▼▼▼

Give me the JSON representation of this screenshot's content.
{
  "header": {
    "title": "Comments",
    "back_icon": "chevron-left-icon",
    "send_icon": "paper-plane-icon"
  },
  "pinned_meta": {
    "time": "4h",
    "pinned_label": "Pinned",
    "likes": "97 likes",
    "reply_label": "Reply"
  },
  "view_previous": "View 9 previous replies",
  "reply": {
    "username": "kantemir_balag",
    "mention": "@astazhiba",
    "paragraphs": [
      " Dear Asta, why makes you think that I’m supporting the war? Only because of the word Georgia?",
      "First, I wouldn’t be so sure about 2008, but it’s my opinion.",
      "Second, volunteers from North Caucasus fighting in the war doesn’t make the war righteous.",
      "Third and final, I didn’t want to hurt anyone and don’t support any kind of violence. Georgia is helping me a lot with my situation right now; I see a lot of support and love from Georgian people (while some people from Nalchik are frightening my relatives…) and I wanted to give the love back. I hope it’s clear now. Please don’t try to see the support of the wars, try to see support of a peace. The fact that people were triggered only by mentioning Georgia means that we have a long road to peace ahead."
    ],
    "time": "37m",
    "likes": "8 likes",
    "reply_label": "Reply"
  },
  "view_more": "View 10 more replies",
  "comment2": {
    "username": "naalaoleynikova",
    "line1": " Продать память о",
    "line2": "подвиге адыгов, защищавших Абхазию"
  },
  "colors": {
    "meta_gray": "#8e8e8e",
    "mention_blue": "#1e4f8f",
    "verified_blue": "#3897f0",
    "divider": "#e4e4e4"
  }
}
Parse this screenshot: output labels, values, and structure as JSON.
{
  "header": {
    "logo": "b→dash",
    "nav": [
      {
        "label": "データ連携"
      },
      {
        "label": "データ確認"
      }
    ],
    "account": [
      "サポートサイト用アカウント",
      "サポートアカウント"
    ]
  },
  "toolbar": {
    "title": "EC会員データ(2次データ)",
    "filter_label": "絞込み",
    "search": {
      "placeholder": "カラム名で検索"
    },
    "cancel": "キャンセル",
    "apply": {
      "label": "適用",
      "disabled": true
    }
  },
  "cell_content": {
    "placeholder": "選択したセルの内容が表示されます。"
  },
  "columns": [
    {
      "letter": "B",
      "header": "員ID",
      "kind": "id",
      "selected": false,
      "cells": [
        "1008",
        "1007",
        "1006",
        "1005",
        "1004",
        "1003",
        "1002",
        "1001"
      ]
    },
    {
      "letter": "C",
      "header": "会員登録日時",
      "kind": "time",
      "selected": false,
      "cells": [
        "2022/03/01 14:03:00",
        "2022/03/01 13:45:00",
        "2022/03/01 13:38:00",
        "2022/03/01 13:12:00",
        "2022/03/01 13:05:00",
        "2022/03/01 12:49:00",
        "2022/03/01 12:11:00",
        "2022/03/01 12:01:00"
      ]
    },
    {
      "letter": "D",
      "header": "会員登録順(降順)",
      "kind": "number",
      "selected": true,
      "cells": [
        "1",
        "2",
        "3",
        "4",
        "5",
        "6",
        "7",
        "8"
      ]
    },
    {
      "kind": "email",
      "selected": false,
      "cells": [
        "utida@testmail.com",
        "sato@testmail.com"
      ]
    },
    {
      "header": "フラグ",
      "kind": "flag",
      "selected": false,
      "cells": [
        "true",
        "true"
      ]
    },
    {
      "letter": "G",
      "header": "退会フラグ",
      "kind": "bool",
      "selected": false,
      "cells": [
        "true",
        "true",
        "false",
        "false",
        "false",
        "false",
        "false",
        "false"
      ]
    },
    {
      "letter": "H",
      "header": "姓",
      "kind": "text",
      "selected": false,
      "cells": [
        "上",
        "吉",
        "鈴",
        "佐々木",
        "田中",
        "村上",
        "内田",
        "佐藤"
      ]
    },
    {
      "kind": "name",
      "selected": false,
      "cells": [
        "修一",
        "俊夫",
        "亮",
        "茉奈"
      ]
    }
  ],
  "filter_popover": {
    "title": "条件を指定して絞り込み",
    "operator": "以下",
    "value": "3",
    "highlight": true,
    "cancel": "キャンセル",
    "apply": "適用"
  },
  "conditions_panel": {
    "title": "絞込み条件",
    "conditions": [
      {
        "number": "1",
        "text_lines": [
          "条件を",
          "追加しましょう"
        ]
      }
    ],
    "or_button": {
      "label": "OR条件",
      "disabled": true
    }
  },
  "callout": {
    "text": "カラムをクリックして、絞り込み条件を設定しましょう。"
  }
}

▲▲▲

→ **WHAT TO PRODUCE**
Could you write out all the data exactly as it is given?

→ **EXERCISE OUTPUT**
Give me the JSON representation of this screenshot's content.
{
  "header": {
    "title": "Comments",
    "back_icon": "chevron-left-icon",
    "send_icon": "paper-plane-icon"
  },
  "pinned_meta": {
    "time": "4h",
    "pinned_label": "Pinned",
    "likes": "97 likes",
    "reply_label": "Reply"
  },
  "view_previous": "View 9 previous replies",
  "reply": {
    "username": "kantemir_balag",
    "mention": "@astazhiba",
    "paragraphs": [
      " Dear Asta, why makes you think that I’m supporting the war? Only because of the word Georgia?",
      "First, I wouldn’t be so sure about 2008, but it’s my opinion.",
      "Second, volunteers from North Caucasus fighting in the war doesn’t make the war righteous.",
      "Third and final, I didn’t want to hurt anyone and don’t support any kind of violence. Georgia is helping me a lot with my situation right now; I see a lot of support and love from Georgian people (while some people from Nalchik are frightening my relatives…) and I wanted to give the love back. I hope it’s clear now. Please don’t try to see the support of the wars, try to see support of a peace. The fact that people were triggered only by mentioning Georgia means that we have a long road to peace ahead."
    ],
    "time": "37m",
    "likes": "8 likes",
    "reply_label": "Reply"
  },
  "view_more": "View 10 more replies",
  "comment2": {
    "username": "naalaoleynikova",
    "line1": " Продать память о",
    "line2": "подвиге адыгов, защищавших Абхазию"
  },
  "colors": {
    "meta_gray": "#8e8e8e",
    "mention_blue": "#1e4f8f",
    "verified_blue": "#3897f0",
    "divider": "#e4e4e4"
  }
}
Parse this screenshot: output labels, values, and structure as JSON.
{
  "header": {
    "logo": "b→dash",
    "nav": [
      {
        "label": "データ連携"
      },
      {
        "label": "データ確認"
      }
    ],
    "account": [
      "サポートサイト用アカウント",
      "サポートアカウント"
    ]
  },
  "toolbar": {
    "title": "EC会員データ(2次データ)",
    "filter_label": "絞込み",
    "search": {
      "placeholder": "カラム名で検索"
    },
    "cancel": "キャンセル",
    "apply": {
      "label": "適用",
      "disabled": true
    }
  },
  "cell_content": {
    "placeholder": "選択したセルの内容が表示されます。"
  },
  "columns": [
    {
      "letter": "B",
      "header": "員ID",
      "kind": "id",
      "selected": false,
      "cells": [
        "1008",
        "1007",
        "1006",
        "1005",
        "1004",
        "1003",
        "1002",
        "1001"
      ]
    },
    {
      "letter": "C",
      "header": "会員登録日時",
      "kind": "time",
      "selected": false,
      "cells": [
        "2022/03/01 14:03:00",
        "2022/03/01 13:45:00",
        "2022/03/01 13:38:00",
        "2022/03/01 13:12:00",
        "2022/03/01 13:05:00",
        "2022/03/01 12:49:00",
        "2022/03/01 12:11:00",
        "2022/03/01 12:01:00"
      ]
    },
    {
      "letter": "D",
      "header": "会員登録順(降順)",
      "kind": "number",
      "selected": true,
      "cells": [
        "1",
        "2",
        "3",
        "4",
        "5",
        "6",
        "7",
        "8"
      ]
    },
    {
      "kind": "email",
      "selected": false,
      "cells": [
        "utida@testmail.com",
        "sato@testmail.com"
      ]
    },
    {
      "header": "フラグ",
      "kind": "flag",
      "selected": false,
      "cells": [
        "true",
        "true"
      ]
    },
    {
      "letter": "G",
      "header": "退会フラグ",
      "kind": "bool",
      "selected": false,
      "cells": [
        "true",
        "true",
        "false",
        "false",
        "false",
        "false",
        "false",
        "false"
      ]
    },
    {
      "letter": "H",
      "header": "姓",
      "kind": "text",
      "selected": false,
      "cells": [
        "上",
        "吉",
        "鈴",
        "佐々木",
        "田中",
        "村上",
        "内田",
        "佐藤"
      ]
    },
    {
      "kind": "name",
      "selected": false,
      "cells": [
        "修一",
        "俊夫",
        "亮",
        "茉奈"
      ]
    }
  ],
  "filter_popover": {
    "title": "条件を指定して絞り込み",
    "operator": "以下",
    "value": "3",
    "highlight": true,
    "cancel": "キャンセル",
    "apply": "適用"
  },
  "conditions_panel": {
    "title": "絞込み条件",
    "conditions": [
      {
        "number": "1",
        "text_lines": [
          "条件を",
          "追加しましょう"
        ]
      }
    ],
    "or_button": {
      "label": "OR条件",
      "disabled": true
    }
  },
  "callout": {
    "text": "カラムをクリックして、絞り込み条件を設定しましょう。"
  }
}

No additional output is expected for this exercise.